I read with great interest (actually panic!) Maggie Macary`s article on Year 2000 compliance. The panic came from the phrase “exception to the exception” relating to whether or not 2000 is a leap year. After research and testing, I came across two articles from the Royal Greenwich Observatory that set the whole thing straight. The rule Macary was referring to was a purported rule that years ending in “00” are usually not leap years, while the year 2000 is a leap year. Actually, the purported rule is not a rule at all. The rule is that every fourth year is a leap year (starting from the appropriate point of origin) but century years (years ending in “00”) are only leap years if evenly divisible by 400.
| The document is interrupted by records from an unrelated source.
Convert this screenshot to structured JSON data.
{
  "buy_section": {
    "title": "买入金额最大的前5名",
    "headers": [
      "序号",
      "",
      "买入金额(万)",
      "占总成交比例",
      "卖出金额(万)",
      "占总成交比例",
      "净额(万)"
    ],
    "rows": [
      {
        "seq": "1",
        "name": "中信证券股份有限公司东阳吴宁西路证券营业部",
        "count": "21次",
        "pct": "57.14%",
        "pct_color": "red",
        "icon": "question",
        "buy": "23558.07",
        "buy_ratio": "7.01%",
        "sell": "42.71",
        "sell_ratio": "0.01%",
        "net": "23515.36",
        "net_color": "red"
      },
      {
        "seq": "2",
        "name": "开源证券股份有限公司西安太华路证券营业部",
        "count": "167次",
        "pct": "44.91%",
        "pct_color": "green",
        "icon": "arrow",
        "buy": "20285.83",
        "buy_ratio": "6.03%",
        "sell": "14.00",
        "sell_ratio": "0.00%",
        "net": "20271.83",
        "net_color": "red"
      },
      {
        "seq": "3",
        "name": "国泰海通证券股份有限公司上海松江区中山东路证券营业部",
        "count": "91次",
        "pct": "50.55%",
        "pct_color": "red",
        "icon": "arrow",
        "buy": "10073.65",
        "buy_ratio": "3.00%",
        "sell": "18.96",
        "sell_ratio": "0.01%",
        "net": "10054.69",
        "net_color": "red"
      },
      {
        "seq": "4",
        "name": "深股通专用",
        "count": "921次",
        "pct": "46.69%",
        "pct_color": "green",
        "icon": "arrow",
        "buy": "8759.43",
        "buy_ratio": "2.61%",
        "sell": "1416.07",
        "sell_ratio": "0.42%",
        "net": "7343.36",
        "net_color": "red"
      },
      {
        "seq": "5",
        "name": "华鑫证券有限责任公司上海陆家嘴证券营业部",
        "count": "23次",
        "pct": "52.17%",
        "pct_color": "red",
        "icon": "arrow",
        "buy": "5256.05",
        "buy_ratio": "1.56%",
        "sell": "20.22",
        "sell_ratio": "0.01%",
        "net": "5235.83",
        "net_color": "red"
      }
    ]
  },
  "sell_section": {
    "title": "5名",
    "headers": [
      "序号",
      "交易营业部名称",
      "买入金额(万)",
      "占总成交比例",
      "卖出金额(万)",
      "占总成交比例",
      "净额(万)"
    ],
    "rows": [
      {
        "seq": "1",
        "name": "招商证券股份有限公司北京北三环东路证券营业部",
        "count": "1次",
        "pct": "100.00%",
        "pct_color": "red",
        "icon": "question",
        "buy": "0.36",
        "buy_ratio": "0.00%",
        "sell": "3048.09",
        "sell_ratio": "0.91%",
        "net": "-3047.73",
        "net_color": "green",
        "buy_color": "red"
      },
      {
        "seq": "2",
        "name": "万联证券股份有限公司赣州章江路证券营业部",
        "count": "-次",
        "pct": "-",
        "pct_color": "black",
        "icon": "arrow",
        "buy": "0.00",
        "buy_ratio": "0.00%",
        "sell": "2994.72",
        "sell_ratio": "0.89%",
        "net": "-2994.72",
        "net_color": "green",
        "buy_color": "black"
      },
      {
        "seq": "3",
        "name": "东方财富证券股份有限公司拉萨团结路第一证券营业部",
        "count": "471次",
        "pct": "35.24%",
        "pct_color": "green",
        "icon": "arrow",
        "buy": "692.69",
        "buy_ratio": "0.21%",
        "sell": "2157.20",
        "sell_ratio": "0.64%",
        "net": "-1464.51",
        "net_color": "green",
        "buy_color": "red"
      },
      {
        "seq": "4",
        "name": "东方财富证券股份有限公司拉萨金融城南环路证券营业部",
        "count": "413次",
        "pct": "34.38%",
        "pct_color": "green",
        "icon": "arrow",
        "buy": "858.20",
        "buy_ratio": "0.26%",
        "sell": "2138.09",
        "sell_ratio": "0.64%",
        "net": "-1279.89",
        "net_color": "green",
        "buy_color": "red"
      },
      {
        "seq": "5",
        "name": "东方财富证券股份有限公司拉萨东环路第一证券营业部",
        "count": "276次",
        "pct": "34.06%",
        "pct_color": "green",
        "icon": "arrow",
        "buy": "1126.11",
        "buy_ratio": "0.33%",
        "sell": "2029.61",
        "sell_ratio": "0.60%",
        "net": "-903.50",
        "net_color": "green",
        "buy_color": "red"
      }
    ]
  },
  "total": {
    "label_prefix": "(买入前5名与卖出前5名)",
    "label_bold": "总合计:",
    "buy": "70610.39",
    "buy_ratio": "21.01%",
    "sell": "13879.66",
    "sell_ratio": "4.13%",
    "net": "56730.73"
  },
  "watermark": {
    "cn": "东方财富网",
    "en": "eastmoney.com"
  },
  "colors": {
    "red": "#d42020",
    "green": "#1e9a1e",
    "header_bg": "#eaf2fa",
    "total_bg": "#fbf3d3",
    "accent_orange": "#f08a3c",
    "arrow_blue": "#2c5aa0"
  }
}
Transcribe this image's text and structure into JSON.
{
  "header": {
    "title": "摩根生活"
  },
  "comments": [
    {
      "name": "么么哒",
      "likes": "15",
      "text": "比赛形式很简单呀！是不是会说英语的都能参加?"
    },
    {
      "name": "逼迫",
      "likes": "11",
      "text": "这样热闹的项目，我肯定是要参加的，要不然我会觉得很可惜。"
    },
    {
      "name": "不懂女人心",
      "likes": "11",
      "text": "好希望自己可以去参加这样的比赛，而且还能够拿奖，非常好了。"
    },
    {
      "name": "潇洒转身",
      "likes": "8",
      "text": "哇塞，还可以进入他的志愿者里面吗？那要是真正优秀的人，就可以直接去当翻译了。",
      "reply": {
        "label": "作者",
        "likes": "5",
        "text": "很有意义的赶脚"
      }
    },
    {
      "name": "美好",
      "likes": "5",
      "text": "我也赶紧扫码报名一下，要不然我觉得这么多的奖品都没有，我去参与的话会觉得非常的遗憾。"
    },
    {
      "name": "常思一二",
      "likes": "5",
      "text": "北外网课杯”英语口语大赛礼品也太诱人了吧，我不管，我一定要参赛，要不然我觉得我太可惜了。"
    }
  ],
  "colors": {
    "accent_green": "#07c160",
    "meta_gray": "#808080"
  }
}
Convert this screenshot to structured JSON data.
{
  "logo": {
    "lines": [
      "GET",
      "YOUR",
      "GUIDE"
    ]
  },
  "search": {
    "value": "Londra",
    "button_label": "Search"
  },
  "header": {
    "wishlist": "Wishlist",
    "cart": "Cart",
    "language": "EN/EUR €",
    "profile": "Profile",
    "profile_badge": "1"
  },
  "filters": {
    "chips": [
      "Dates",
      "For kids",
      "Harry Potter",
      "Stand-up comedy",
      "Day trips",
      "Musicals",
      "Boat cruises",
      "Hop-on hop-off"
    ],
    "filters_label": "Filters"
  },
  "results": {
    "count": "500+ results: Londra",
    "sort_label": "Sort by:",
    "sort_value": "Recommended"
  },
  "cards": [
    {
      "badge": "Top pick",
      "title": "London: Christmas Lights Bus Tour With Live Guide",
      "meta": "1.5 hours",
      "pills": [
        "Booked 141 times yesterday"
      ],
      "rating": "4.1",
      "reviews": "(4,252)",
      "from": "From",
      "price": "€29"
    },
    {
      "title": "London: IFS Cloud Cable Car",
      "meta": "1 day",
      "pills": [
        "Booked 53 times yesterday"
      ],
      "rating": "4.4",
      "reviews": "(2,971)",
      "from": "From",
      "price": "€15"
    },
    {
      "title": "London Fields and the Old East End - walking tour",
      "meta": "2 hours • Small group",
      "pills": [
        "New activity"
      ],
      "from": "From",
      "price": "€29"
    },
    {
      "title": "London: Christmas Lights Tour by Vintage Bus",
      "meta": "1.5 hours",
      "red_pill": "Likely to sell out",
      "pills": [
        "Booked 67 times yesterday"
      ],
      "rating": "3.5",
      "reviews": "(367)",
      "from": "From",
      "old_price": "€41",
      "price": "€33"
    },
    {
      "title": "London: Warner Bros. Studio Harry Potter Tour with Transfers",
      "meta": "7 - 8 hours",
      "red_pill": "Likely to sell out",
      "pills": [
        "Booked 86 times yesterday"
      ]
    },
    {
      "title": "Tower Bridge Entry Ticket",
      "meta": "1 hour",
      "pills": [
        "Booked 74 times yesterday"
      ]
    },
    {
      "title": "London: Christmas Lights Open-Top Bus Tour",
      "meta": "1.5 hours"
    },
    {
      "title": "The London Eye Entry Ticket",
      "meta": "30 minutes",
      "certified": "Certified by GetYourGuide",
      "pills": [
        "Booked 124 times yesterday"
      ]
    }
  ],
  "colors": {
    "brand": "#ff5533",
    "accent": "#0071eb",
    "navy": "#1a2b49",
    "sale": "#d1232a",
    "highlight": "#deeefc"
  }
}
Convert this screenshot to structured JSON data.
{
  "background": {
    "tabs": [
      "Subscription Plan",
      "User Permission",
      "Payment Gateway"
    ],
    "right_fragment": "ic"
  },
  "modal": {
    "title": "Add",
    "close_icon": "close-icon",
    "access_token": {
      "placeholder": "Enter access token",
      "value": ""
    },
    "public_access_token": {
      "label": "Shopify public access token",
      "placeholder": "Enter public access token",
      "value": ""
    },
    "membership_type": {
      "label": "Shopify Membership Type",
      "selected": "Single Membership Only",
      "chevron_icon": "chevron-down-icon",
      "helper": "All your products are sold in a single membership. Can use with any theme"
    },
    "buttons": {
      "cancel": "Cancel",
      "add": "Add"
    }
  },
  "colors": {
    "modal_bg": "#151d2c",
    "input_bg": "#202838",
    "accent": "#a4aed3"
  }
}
For those interested in marking calendar dates when they should be retired from the computer business, mark your calendar Jan. 18, 2038 at 3:23 am. According to my calculations (and this might not be entirely accurate), that`s when time, stored in the very popular UNIX time format, will have its high order bit turned on for the first time. Thus any program with time incorrectly coded as a signed integer will fail date comparisons.
This will be a MUCH MORE DIFFICULT PROBLEM TO DETECT. Rather than simply being a problem germane to application programming, language compilers can screw this up as well. The bulk of most integer arithmetic is performed on 16 rather than 32 bit values, and compiler bugs can fester for years without being caught. If the year 2038 seems sufficiently far off for you to not worry about the problem, then you`ll understand why we`re in the current mess!
Donald S. Berkowitz, Berkeley, Calif.